In The Nation's Image: French Grand Opera as Politics and Politicized Art, Jane F. Fulcher discusses the works of Auber, Meyerbeer, and Halevy produced during the years of grand opera from 1828 to 1849. Fulcher concentrates on five politically influential works: La Muette de Portici by Auber; Robert le Diable, Les Huguenots, and Le Prophete by Meyerbeer; and La Juive by Halevy. Fulcher explores politics and finances as they impacted the conception, creation, production, and reception of these works. Paul Preston wrote in the Times Literary Supplement that Fulcher's thesis, "and indeed the flavour of her prose style, are illustrated by the assertion that the nature and the meaning of French grand opera, ‘or the signifying process of this body of works, was the product of a complex interchange between the artistic product and its institutional frame.’"

Preston said that there is nothing unusual about a claim that theater was defined by society but said that Fulcher "is, however, setting out to challenge the conventional marxisant view of the Paris Opera as a private business catering to a newly ascendant bourgeois audience." Fulcher challenges the assumption that the Opera provided the opulent productions to entertain and amuse the audience with no intent to challenge their beliefs. Preston wrote that Fulcher "rejects this as assuming a passive reception of works which reflected its values. Her purpose is rather to show that the Opera was a subtly used tool of the State, that State financing continued on a major scale after privatization in 1830 and that official intervention significantly affected both the development of the genre and the audience's perceptions."

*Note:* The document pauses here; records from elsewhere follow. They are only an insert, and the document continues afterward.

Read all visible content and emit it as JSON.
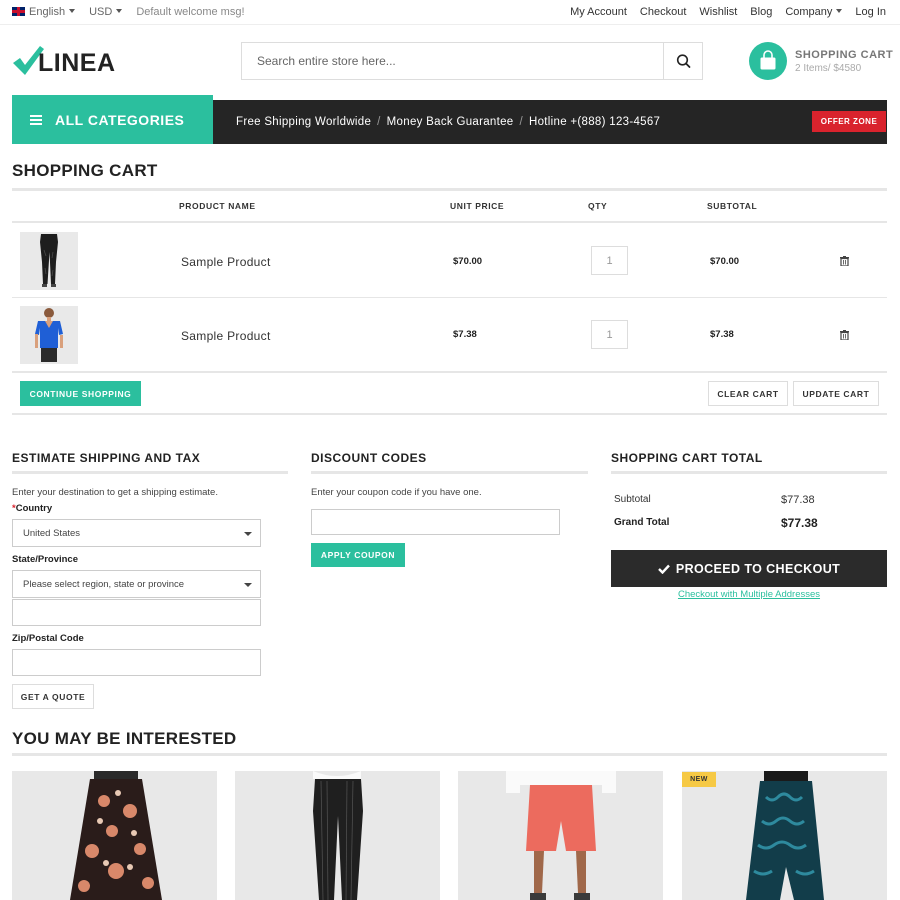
{
  "topbar": {
    "language": "English",
    "currency": "USD",
    "welcome": "Default welcome msg!",
    "links": [
      "My Account",
      "Checkout",
      "Wishlist",
      "Blog",
      "Company",
      "Log In"
    ]
  },
  "header": {
    "logo": "LINEA",
    "search_placeholder": "Search entire store here...",
    "cart_title": "SHOPPING CART",
    "cart_summary": "2 Items/ $4580"
  },
  "nav": {
    "all_categories": "ALL CATEGORIES",
    "info": [
      "Free Shipping Worldwide",
      "Money Back Guarantee",
      "Hotline +(888) 123-4567"
    ],
    "separator": "/",
    "offer": "OFFER ZONE"
  },
  "cart": {
    "title": "SHOPPING CART",
    "columns": {
      "name": "PRODUCT NAME",
      "unit_price": "UNIT PRICE",
      "qty": "QTY",
      "subtotal": "SUBTOTAL"
    },
    "items": [
      {
        "name": "Sample Product",
        "unit_price": "$70.00",
        "qty": "1",
        "subtotal": "$70.00",
        "image": "black-pants"
      },
      {
        "name": "Sample Product",
        "unit_price": "$7.38",
        "qty": "1",
        "subtotal": "$7.38",
        "image": "blue-top"
      }
    ],
    "continue": "CONTINUE SHOPPING",
    "clear": "CLEAR CART",
    "update": "UPDATE CART"
  },
  "shipping": {
    "title": "ESTIMATE SHIPPING AND TAX",
    "desc": "Enter your destination to get a shipping estimate.",
    "country_label": "Country",
    "required_mark": "*",
    "country_value": "United States",
    "state_label": "State/Province",
    "state_value": "Please select region, state or province",
    "zip_label": "Zip/Postal Code",
    "quote": "GET A QUOTE"
  },
  "discount": {
    "title": "DISCOUNT CODES",
    "desc": "Enter your coupon code if you have one.",
    "apply": "APPLY COUPON"
  },
  "totals": {
    "title": "SHOPPING CART TOTAL",
    "subtotal_label": "Subtotal",
    "subtotal": "$77.38",
    "grand_label": "Grand Total",
    "grand": "$77.38",
    "checkout": "PROCEED TO CHECKOUT",
    "multi": "Checkout with Multiple Addresses"
  },
  "related": {
    "title": "YOU MAY BE INTERESTED",
    "badge": "NEW",
    "products": [
      "floral-maxi-skirt",
      "pinstripe-pants",
      "coral-shorts",
      "teal-print-skirt"
    ]
  },
  "colors": {
    "accent": "#2bbf9e",
    "dark": "#252525",
    "offer": "#d9232d",
    "badge": "#f6c945"
  }
}
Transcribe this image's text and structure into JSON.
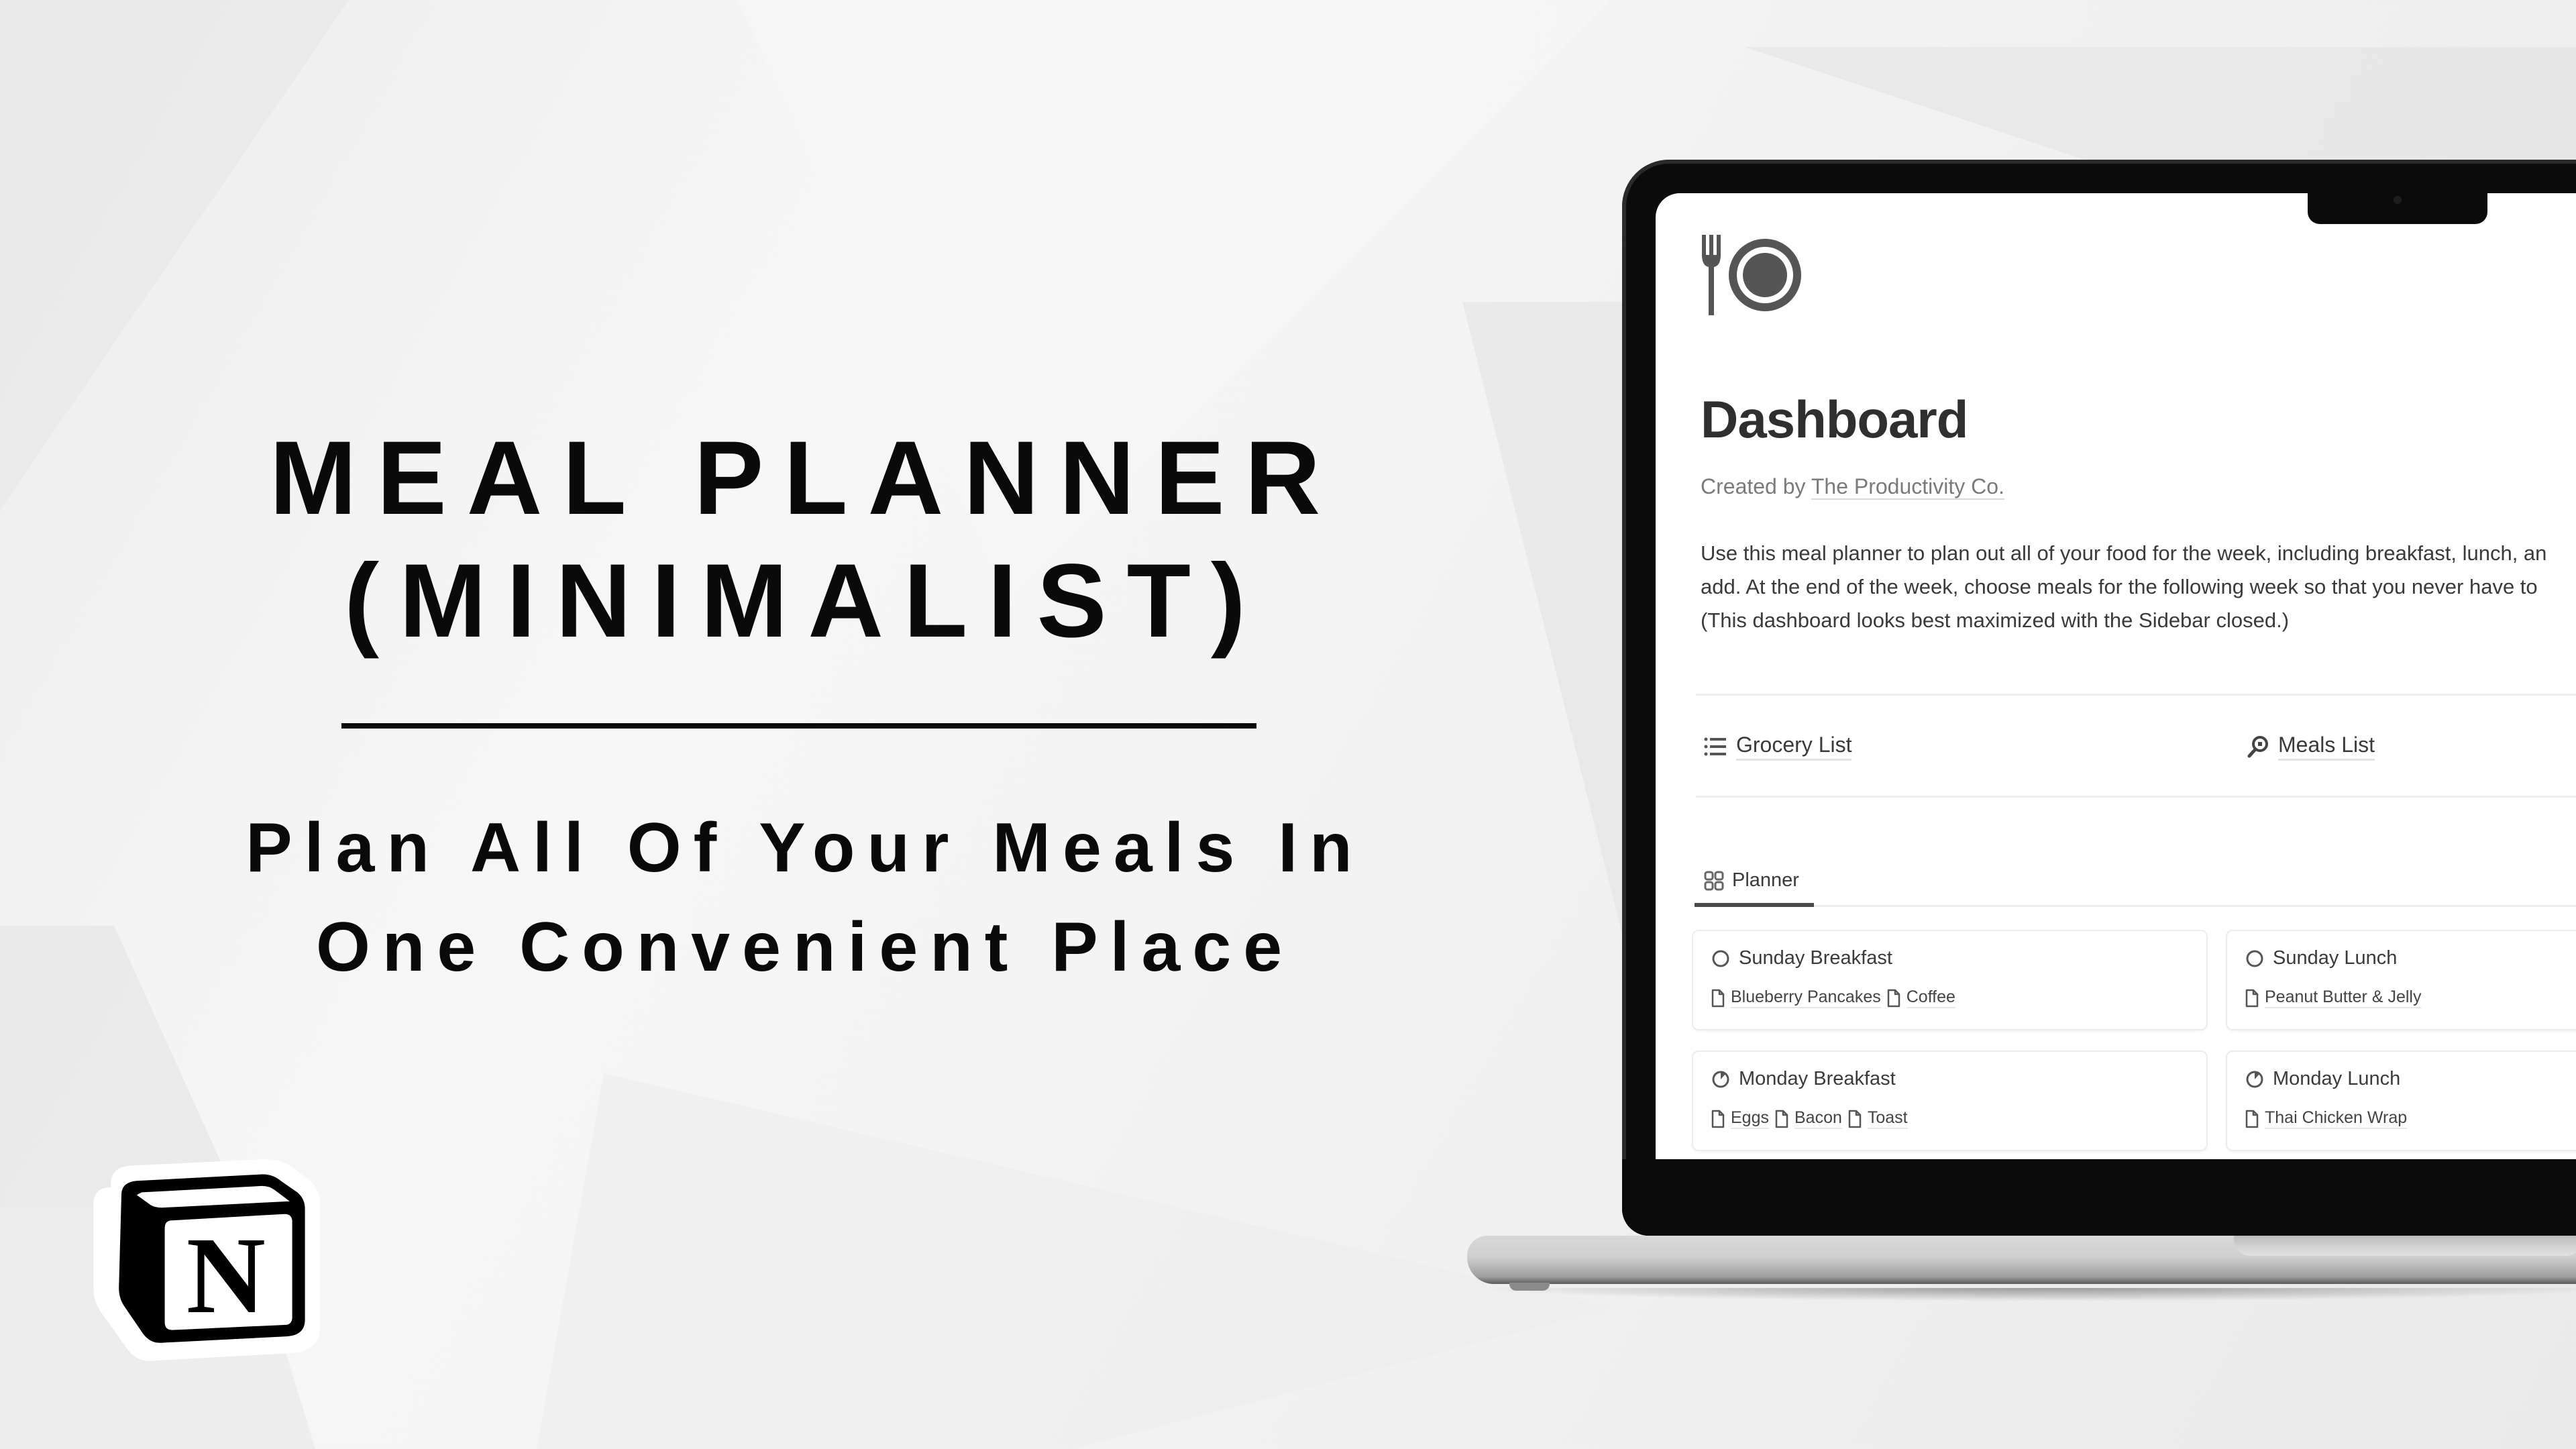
{
  "hero": {
    "title_line1": "MEAL PLANNER",
    "title_line2": "(MINIMALIST)",
    "subtitle_line1": "Plan All Of Your Meals In",
    "subtitle_line2": "One Convenient Place",
    "brand_logo": "notion-logo-icon"
  },
  "notion_page": {
    "icon": "fork-and-plate-icon",
    "title": "Dashboard",
    "byline_prefix": "Created by ",
    "byline_link": "The Productivity Co.",
    "description_lines": [
      "Use this meal planner to plan out all of your food for the week, including breakfast, lunch, an",
      "add. At the end of the week, choose meals for the following week so that you never have to",
      "(This dashboard looks best maximized with the Sidebar closed.)"
    ],
    "links": [
      {
        "label": "Grocery List",
        "icon": "bulleted-list-icon"
      },
      {
        "label": "Meals List",
        "icon": "search-doc-icon"
      }
    ],
    "view_tab": {
      "label": "Planner",
      "icon": "gallery-grid-icon"
    },
    "cards": [
      {
        "title": "Sunday Breakfast",
        "status_icon": "circle-empty-icon",
        "items": [
          "Blueberry Pancakes",
          "Coffee"
        ]
      },
      {
        "title": "Sunday Lunch",
        "status_icon": "circle-empty-icon",
        "items": [
          "Peanut Butter & Jelly"
        ]
      },
      {
        "title": "Monday Breakfast",
        "status_icon": "circle-in-progress-icon",
        "items": [
          "Eggs",
          "Bacon",
          "Toast"
        ]
      },
      {
        "title": "Monday Lunch",
        "status_icon": "circle-in-progress-icon",
        "items": [
          "Thai Chicken Wrap"
        ]
      }
    ]
  },
  "colors": {
    "text_primary": "#0a0a0a",
    "notion_text": "#37352f",
    "muted": "#7a7a7a"
  }
}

J. Rayburn noted in Choice that American critics are at a disadvantage in considering these works. Robert le Diable was last performed at the Metropolitan Opera in 1883-84, La Muette de Portici in 1886-87, and Les Huguenots in 1915. Le Prophete was produced at the Met in 1976-77 and 1979-80. No recordings of the complete La Muette de Portici and Robert le Diable are available, and only one recording of each of the remaining operas is in print. Rayburn called the book's documentation "extraordinary: incredibly detailed notes, appendix of plot synopses, bibliography, index, plates."

William Weber wrote in the American Historical Review that The Nation's Image "is by far the best recent example of the growing appreciation of social and cultural history by musicologists." Weber said Fulcher "has become extremely well read in the newer kinds of social history and theory, learning how to look at culture using both political and semiological concepts, and has come up with a way of talking about opera in context that is a major contribution to cultural history."

In French Cultural Politics and Music: From the Dreyfus Affair to the First World War, Fulcher continues her examination of the effect of a politicized musical culture on composers such as Debussy, Satie, Charpentier, Magnard, and d'Indy. Drawing from French history, political anthropology, sociology, and literary theory, Fulcher shows how nationalists employed educational institutions, critics, concerts, and lectures to carry their message and how the Left and the Republic responded. French Cultural Politics and Music spans the years from 1898 to 1914.



American Historical Review, December, 1988, William Weber, review of The Nation's Image: French Grand Opera as Politics and Politicized Art, p. 1343.

Choice, September, 1987, J. Rayburn, review of The Nation's Image, p. 140.

Times Literary Supplement, April 15, 1988, Paul Preston, review of The Nation's Image, p. 426.